Segment Start: DATASET
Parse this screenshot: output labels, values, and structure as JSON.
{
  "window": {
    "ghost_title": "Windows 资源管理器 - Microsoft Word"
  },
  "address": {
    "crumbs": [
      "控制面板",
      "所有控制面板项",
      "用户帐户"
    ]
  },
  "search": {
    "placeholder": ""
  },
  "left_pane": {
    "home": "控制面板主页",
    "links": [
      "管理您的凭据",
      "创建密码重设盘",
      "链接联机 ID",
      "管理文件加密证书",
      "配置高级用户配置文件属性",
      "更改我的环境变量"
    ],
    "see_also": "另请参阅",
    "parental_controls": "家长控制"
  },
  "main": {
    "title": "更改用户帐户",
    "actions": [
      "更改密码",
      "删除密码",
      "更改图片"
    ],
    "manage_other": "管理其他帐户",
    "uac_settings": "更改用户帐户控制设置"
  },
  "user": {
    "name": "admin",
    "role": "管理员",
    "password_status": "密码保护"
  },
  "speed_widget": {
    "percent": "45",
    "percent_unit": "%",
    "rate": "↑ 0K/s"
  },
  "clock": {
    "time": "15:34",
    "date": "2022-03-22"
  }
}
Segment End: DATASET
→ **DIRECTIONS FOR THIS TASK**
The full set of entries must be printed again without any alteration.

→ **EXPECTED OUTPUT**
Parse this screenshot: output labels, values, and structure as JSON.
{
  "window": {
    "ghost_title": "Windows 资源管理器 - Microsoft Word"
  },
  "address": {
    "crumbs": [
      "控制面板",
      "所有控制面板项",
      "用户帐户"
    ]
  },
  "search": {
    "placeholder": ""
  },
  "left_pane": {
    "home": "控制面板主页",
    "links": [
      "管理您的凭据",
      "创建密码重设盘",
      "链接联机 ID",
      "管理文件加密证书",
      "配置高级用户配置文件属性",
      "更改我的环境变量"
    ],
    "see_also": "另请参阅",
    "parental_controls": "家长控制"
  },
  "main": {
    "title": "更改用户帐户",
    "actions": [
      "更改密码",
      "删除密码",
      "更改图片"
    ],
    "manage_other": "管理其他帐户",
    "uac_settings": "更改用户帐户控制设置"
  },
  "user": {
    "name": "admin",
    "role": "管理员",
    "password_status": "密码保护"
  },
  "speed_widget": {
    "percent": "45",
    "percent_unit": "%",
    "rate": "↑ 0K/s"
  },
  "clock": {
    "time": "15:34",
    "date": "2022-03-22"
  }
}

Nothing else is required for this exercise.